Whatever happened to letting kids be kids - at least for a portion of their lives?
Langley's school trustees are expected to decide tonight whether or not to put Langley's children on a year-round education treadmill, with a few modest breaks from the classroom, instead of the lengthy summer vacation that most of us enjoyed while growing up.
Even setting aside any concerns for children and their childhood, the logistics of plunging one school district into a year-round classroom schedule while virtually all others around us maintain the traditional summer vacation will be nightmarish for many families whose yearly plans depend on at least some synchronization between their children's school breaks.
Indeed, synchronization presents a serious flaw in the proposal to pull Langley out of the mainstream.
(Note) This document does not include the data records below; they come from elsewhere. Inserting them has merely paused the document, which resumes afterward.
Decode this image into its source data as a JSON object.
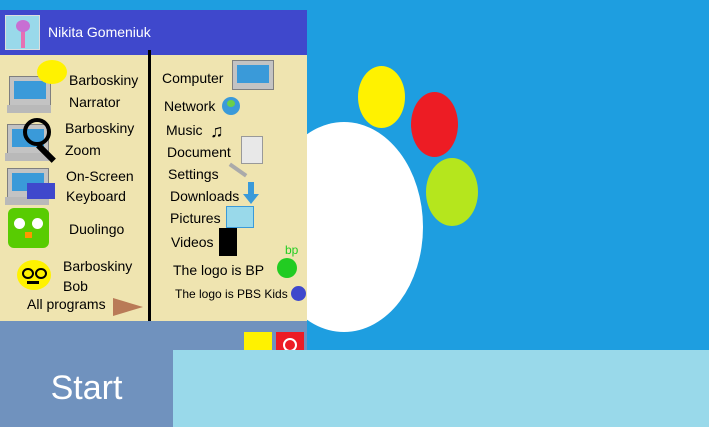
{
  "user": {
    "name": "Nikita Gomeniuk"
  },
  "left_items": [
    {
      "label_1": "Barboskiny",
      "label_2": "Narrator",
      "icon": "computer-speech-icon"
    },
    {
      "label_1": "Barboskiny",
      "label_2": "Zoom",
      "icon": "magnifier-icon"
    },
    {
      "label_1": "On-Screen",
      "label_2": "Keyboard",
      "icon": "keyboard-icon"
    },
    {
      "label_1": "Duolingo",
      "icon": "owl-icon"
    },
    {
      "label_1": "Barboskiny",
      "label_2": "Bob",
      "icon": "smiley-glasses-icon"
    }
  ],
  "all_programs": "All programs",
  "right_items": [
    {
      "label": "Computer",
      "icon": "monitor-icon"
    },
    {
      "label": "Network",
      "icon": "globe-icon"
    },
    {
      "label": "Music",
      "icon": "music-note-icon"
    },
    {
      "label": "Document",
      "icon": "document-icon"
    },
    {
      "label": "Settings",
      "icon": "wrench-icon"
    },
    {
      "label": "Downloads",
      "icon": "download-arrow-icon"
    },
    {
      "label": "Pictures",
      "icon": "picture-icon"
    },
    {
      "label": "Videos",
      "icon": "film-icon"
    },
    {
      "label": "The logo is BP",
      "icon": "bp-logo-icon",
      "badge": "bp"
    },
    {
      "label": "The logo is PBS Kids",
      "icon": "pbs-kids-icon"
    }
  ],
  "taskbar": {
    "start_label": "Start"
  },
  "colors": {
    "header": "#3f48cc",
    "menu_bg": "#efe4b0",
    "desktop": "#1e9ee0",
    "taskbar": "#99d9ea",
    "start": "#7092be"
  }
}
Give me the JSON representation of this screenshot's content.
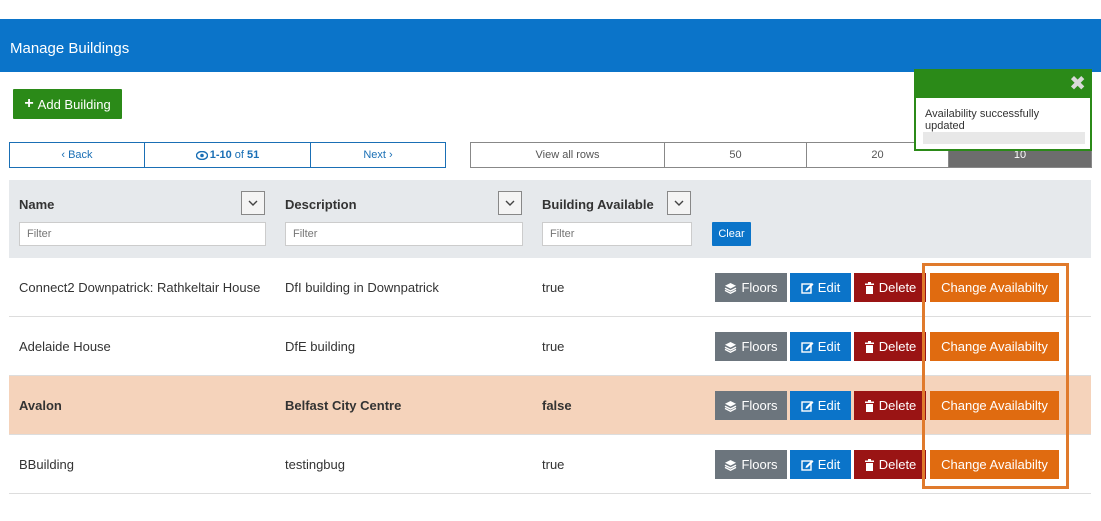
{
  "header": {
    "title": "Manage Buildings"
  },
  "toolbar": {
    "add_label": "Add Building"
  },
  "pager": {
    "back": "Back",
    "range": "1-10",
    "of": "of",
    "total": "51",
    "next": "Next"
  },
  "rows_per_page": {
    "options": [
      "View all rows",
      "50",
      "20",
      "10"
    ],
    "active": "10"
  },
  "columns": [
    {
      "label": "Name",
      "filter_placeholder": "Filter"
    },
    {
      "label": "Description",
      "filter_placeholder": "Filter"
    },
    {
      "label": "Building Available",
      "filter_placeholder": "Filter"
    }
  ],
  "clear_label": "Clear",
  "actions": {
    "floors": "Floors",
    "edit": "Edit",
    "delete": "Delete",
    "change": "Change Availabilty"
  },
  "rows": [
    {
      "name": "Connect2 Downpatrick: Rathkeltair House",
      "description": "DfI building in Downpatrick",
      "available": "true"
    },
    {
      "name": "Adelaide House",
      "description": "DfE building",
      "available": "true"
    },
    {
      "name": "Avalon",
      "description": "Belfast City Centre",
      "available": "false"
    },
    {
      "name": "BBuilding",
      "description": "testingbug",
      "available": "true"
    }
  ],
  "toast": {
    "message": "Availability successfully updated",
    "close_icon": "close-icon"
  },
  "colors": {
    "header": "#0b74c9",
    "success": "#2b8a18",
    "danger": "#9a1414",
    "warning": "#e06b10",
    "highlight_row": "#f5d3bb"
  }
}
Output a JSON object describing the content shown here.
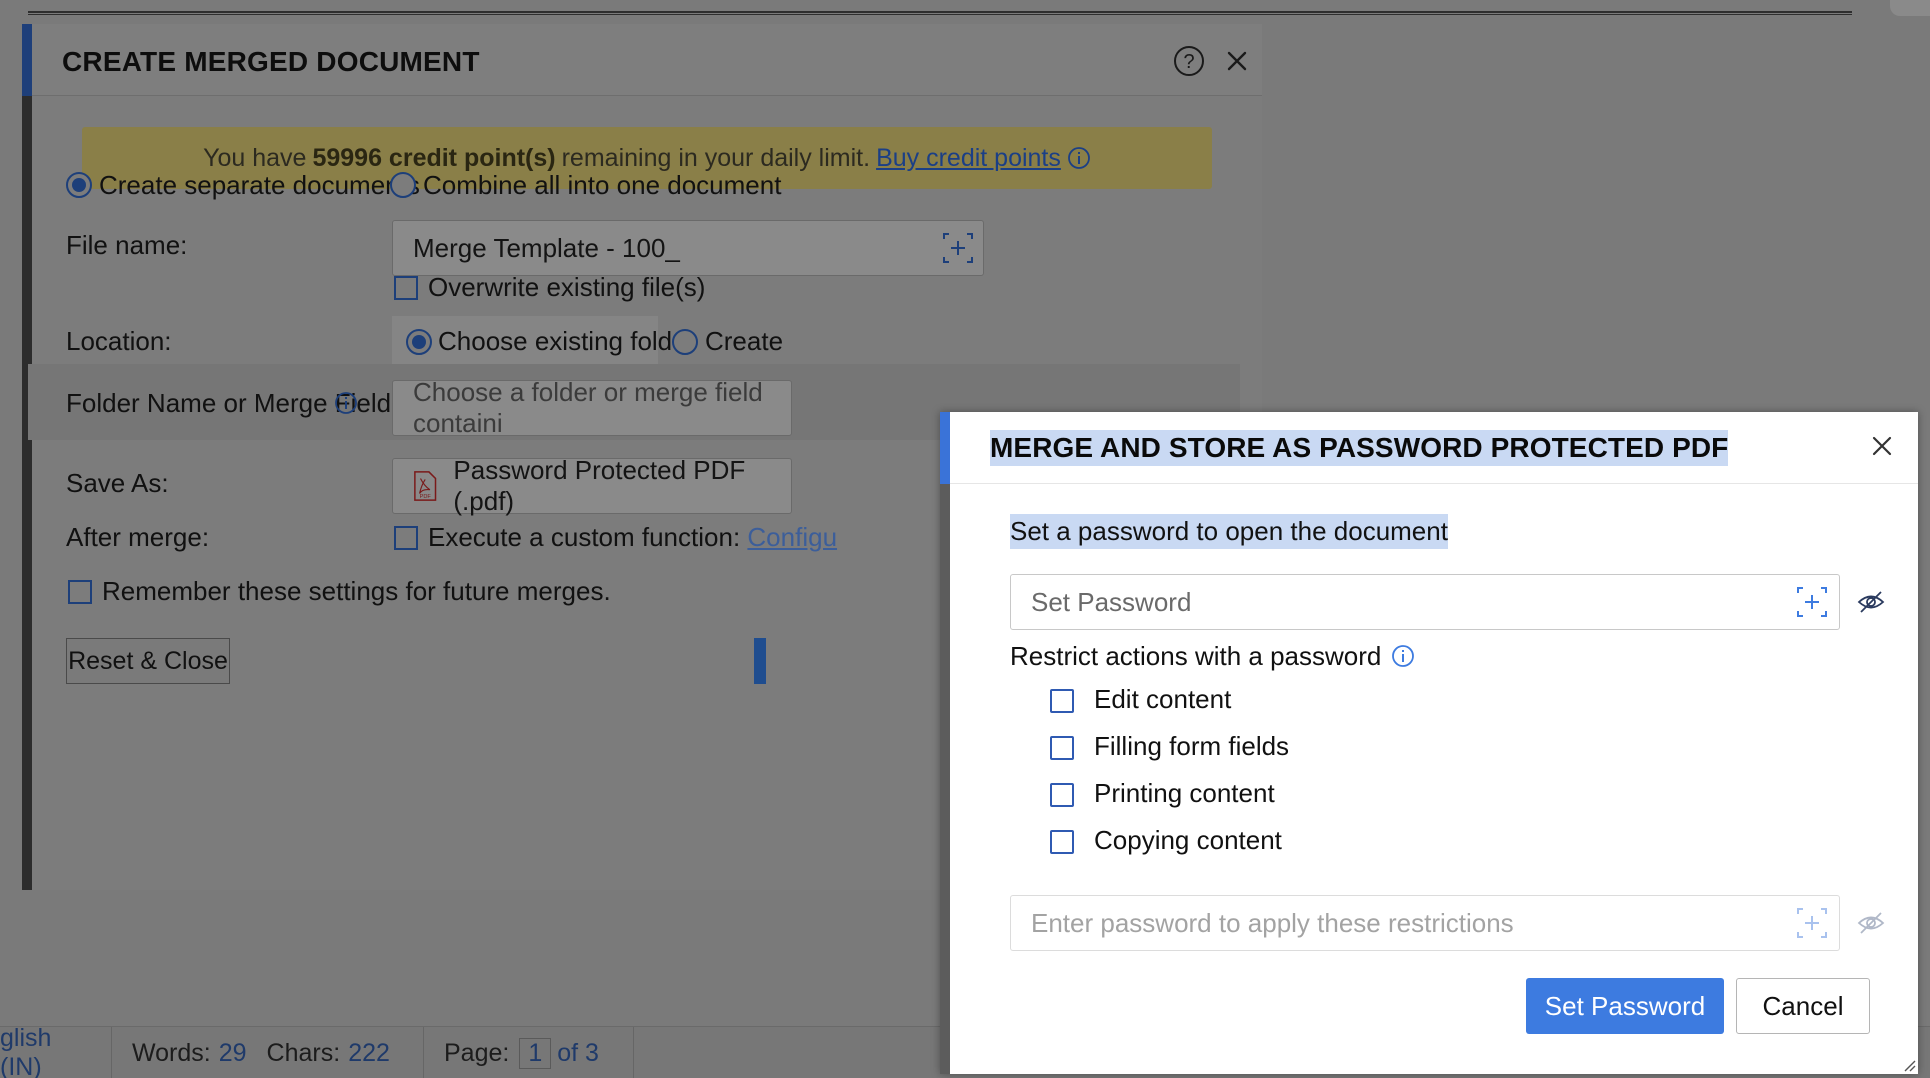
{
  "background": {
    "status_bar": {
      "language": "glish (IN)",
      "words_label": "Words:",
      "words_value": "29",
      "chars_label": "Chars:",
      "chars_value": "222",
      "page_label": "Page:",
      "page_current": "1",
      "page_total": "of 3"
    }
  },
  "merge_dialog": {
    "title": "CREATE MERGED DOCUMENT",
    "help_icon": "help-circle-icon",
    "close_icon": "close-icon",
    "credit": {
      "prefix": "You have",
      "points": "59996 credit point(s)",
      "suffix": "remaining in your daily limit.",
      "link": "Buy credit points",
      "info_icon": "info-icon"
    },
    "mode_options": [
      "Create separate documents",
      "Combine all into one document"
    ],
    "mode_selected": 0,
    "file_name_label": "File name:",
    "file_name_value": "Merge Template - 100_",
    "overwrite_label": "Overwrite existing file(s)",
    "location_label": "Location:",
    "location_options": [
      "Choose existing folder",
      "Create"
    ],
    "folder_label": "Folder Name or Merge Field:",
    "folder_placeholder": "Choose a folder or merge field containi",
    "save_as_label": "Save As:",
    "save_as_value": "Password Protected PDF (.pdf)",
    "after_merge_label": "After merge:",
    "execute_label": "Execute a custom function:",
    "configure_link": "Configu",
    "remember_label": "Remember these settings for future merges.",
    "reset_button": "Reset & Close"
  },
  "password_dialog": {
    "title": "MERGE AND STORE AS PASSWORD PROTECTED PDF",
    "open_password_label": "Set a password to open the document",
    "open_password_placeholder": "Set Password",
    "restrict_label": "Restrict actions with a password",
    "restrictions": [
      "Edit content",
      "Filling form fields",
      "Printing content",
      "Copying content"
    ],
    "restrict_password_placeholder": "Enter password to apply these restrictions",
    "set_password_button": "Set Password",
    "cancel_button": "Cancel"
  },
  "colors": {
    "accent_blue": "#3d7be0",
    "highlight": "#c9d9f3",
    "credit_banner": "#8a7f48"
  }
}
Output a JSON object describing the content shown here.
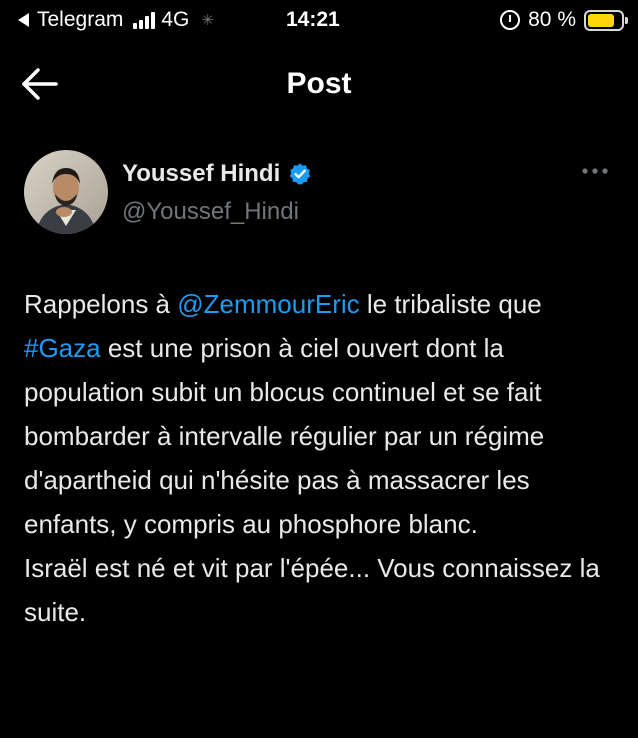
{
  "status_bar": {
    "carrier": "Telegram",
    "network": "4G",
    "time": "14:21",
    "battery": "80 %",
    "battery_level": 0.8,
    "battery_color": "#ffd60a"
  },
  "header": {
    "title": "Post",
    "back_icon": "arrow-left-icon"
  },
  "tweet": {
    "display_name": "Youssef Hindi",
    "handle": "@Youssef_Hindi",
    "verified_color": "#1d9bf0",
    "more_icon": "ellipsis-icon",
    "text": {
      "p1": "Rappelons à ",
      "mention": "@ZemmourEric",
      "p2": " le tribaliste que ",
      "hashtag": "#Gaza",
      "p3": " est une prison à ciel ouvert dont la population subit un blocus continuel et se fait bombarder à intervalle régulier par un régime d'apartheid qui n'hésite pas à massacrer les enfants, y compris au phosphore blanc.",
      "p4": "Israël est né et vit par l'épée... Vous connaissez la suite."
    },
    "link_color": "#1d9bf0"
  }
}
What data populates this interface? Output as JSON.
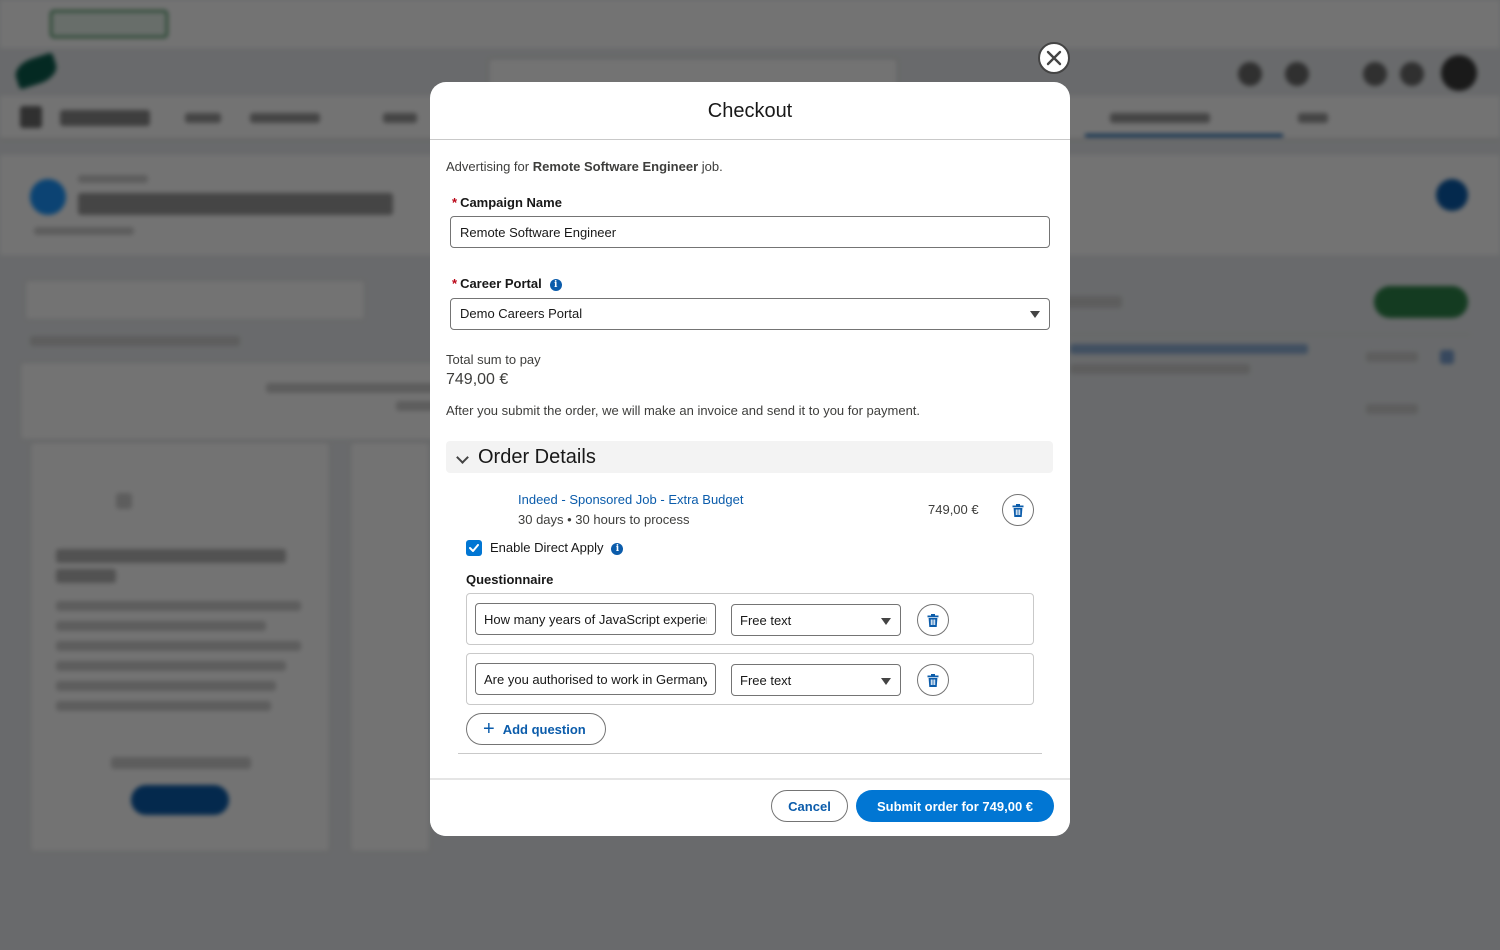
{
  "modal": {
    "title": "Checkout",
    "intro": {
      "prefix": "Advertising for ",
      "job_title": "Remote Software Engineer",
      "suffix": " job."
    },
    "campaign_name": {
      "required_mark": "*",
      "label": "Campaign Name",
      "value": "Remote Software Engineer"
    },
    "career_portal": {
      "required_mark": "*",
      "label": "Career Portal",
      "value": "Demo Careers Portal"
    },
    "total": {
      "label": "Total sum to pay",
      "value": "749,00 €"
    },
    "invoice_note": "After you submit the order, we will make an invoice and send it to you for payment.",
    "order_details": {
      "title": "Order Details",
      "product": {
        "name": "Indeed - Sponsored Job - Extra Budget",
        "meta": "30 days • 30 hours to process",
        "price": "749,00 €"
      },
      "direct_apply": {
        "label": "Enable Direct Apply",
        "checked": true
      },
      "questionnaire_label": "Questionnaire",
      "questions": [
        {
          "text": "How many years of JavaScript experience do you have?",
          "type": "Free text"
        },
        {
          "text": "Are you authorised to work in Germany?",
          "type": "Free text"
        }
      ],
      "add_question_label": "Add question"
    },
    "footer": {
      "cancel_label": "Cancel",
      "submit_label": "Submit order for 749,00 €"
    }
  },
  "colors": {
    "brand_blue": "#0176d3",
    "link_blue": "#0b5cab",
    "required_red": "#ba0517"
  }
}
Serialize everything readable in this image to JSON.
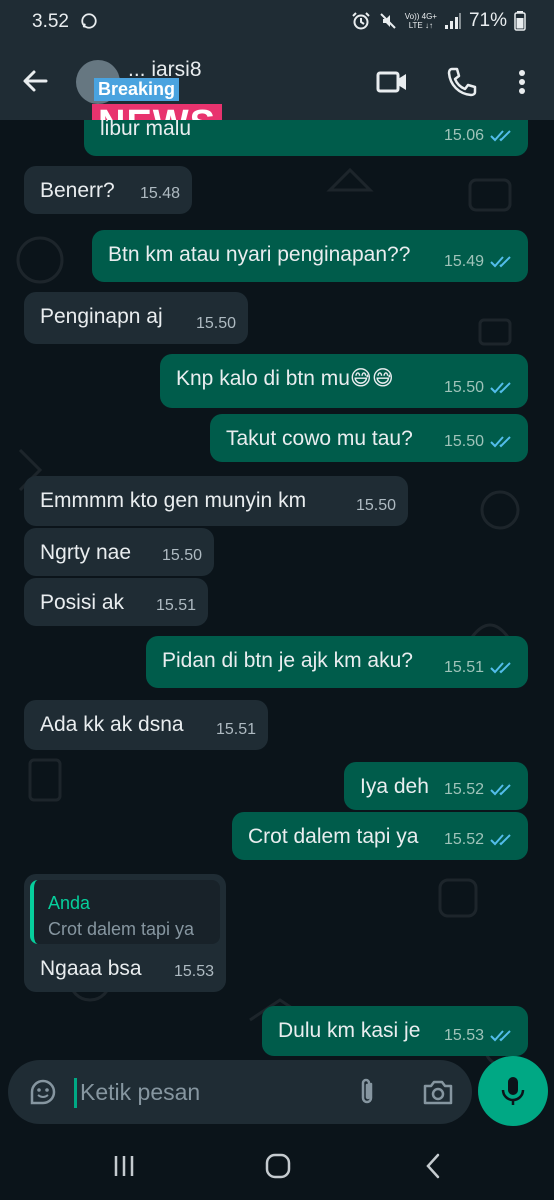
{
  "status_bar": {
    "time": "3.52",
    "network_top": "Vo)) 4G+",
    "network_bottom": "LTE ↓↑",
    "battery": "71%"
  },
  "app_bar": {
    "contact_name": "... iarsi8",
    "overlay_top": "Breaking",
    "overlay_main": "NEWS"
  },
  "messages": [
    {
      "dir": "out",
      "text": "libur malu",
      "time": "15.06",
      "ticks": "read"
    },
    {
      "dir": "in",
      "text": "Benerr?",
      "time": "15.48"
    },
    {
      "dir": "out",
      "text": "Btn km atau nyari penginapan??",
      "time": "15.49",
      "ticks": "read"
    },
    {
      "dir": "in",
      "text": "Penginapn aj",
      "time": "15.50"
    },
    {
      "dir": "out",
      "text": "Knp kalo di btn mu😅😅",
      "time": "15.50",
      "ticks": "read"
    },
    {
      "dir": "out",
      "text": "Takut cowo mu tau?",
      "time": "15.50",
      "ticks": "read"
    },
    {
      "dir": "in",
      "text": "Emmmm kto gen munyin km",
      "time": "15.50"
    },
    {
      "dir": "in",
      "text": "Ngrty nae",
      "time": "15.50"
    },
    {
      "dir": "in",
      "text": "Posisi ak",
      "time": "15.51"
    },
    {
      "dir": "out",
      "text": "Pidan di btn je ajk km aku?",
      "time": "15.51",
      "ticks": "read"
    },
    {
      "dir": "in",
      "text": "Ada kk ak dsna",
      "time": "15.51"
    },
    {
      "dir": "out",
      "text": "Iya deh",
      "time": "15.52",
      "ticks": "read"
    },
    {
      "dir": "out",
      "text": "Crot dalem tapi ya",
      "time": "15.52",
      "ticks": "read"
    },
    {
      "dir": "in",
      "text": "Ngaaa bsa",
      "time": "15.53",
      "quote": {
        "name": "Anda",
        "text": "Crot dalem tapi ya"
      }
    },
    {
      "dir": "out",
      "text": "Dulu km kasi je",
      "time": "15.53",
      "ticks": "read"
    }
  ],
  "composer": {
    "placeholder": "Ketik pesan"
  },
  "icons": {
    "back": "arrow-left-icon",
    "video": "video-call-icon",
    "call": "phone-icon",
    "menu": "more-vertical-icon",
    "emoji": "sticker-icon",
    "attach": "paperclip-icon",
    "camera": "camera-icon",
    "mic": "microphone-icon"
  },
  "colors": {
    "background": "#0b141a",
    "header": "#1f2c34",
    "incoming_bubble": "#1f2c34",
    "outgoing_bubble": "#005c4b",
    "accent": "#00a884",
    "read_ticks": "#53bdeb"
  }
}
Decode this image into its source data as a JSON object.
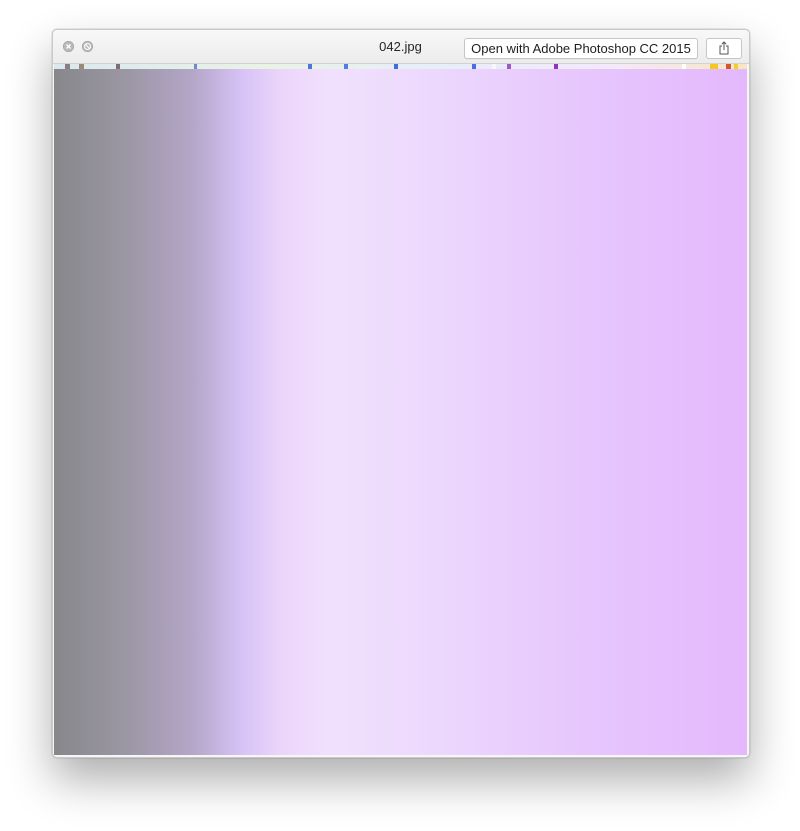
{
  "window": {
    "title": "042.jpg",
    "open_with_label": "Open with Adobe Photoshop CC 2015",
    "share_icon": "share-icon",
    "close_icon": "close-icon",
    "fullscreen_icon": "fullscreen-disabled-icon"
  },
  "image": {
    "description_colors": [
      "#87878b",
      "#d6c2f6",
      "#f1e0fd",
      "#e4b8fd"
    ]
  }
}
Kids who might have opportunities for acquiring summer jobs outside of Langley will be out of sync with other communities.
Likewise, potential summer employers will find their opportunities to share specialized experiences dramatically reduced. Not every kid in Langley will be a perfect fit for every part-time job available in Langley - and many local employers will have their own families operating on non-Langley school schedules.
And the weather has some significant steps in this dance. We tend not to get the dramatically nasty weather that other climes experience - but July and August are really the only months when kids can reasonably expect to get some serious outside time.
At the very least, this sort of decision should be regional or provincial.
The final decision in Langley will rest with a small group of men and women who have been entrusted with the educational well-being of our children.
Let's hope they haven't forgotten how much they were able to learn outside the classroom during their own journey into adulthood.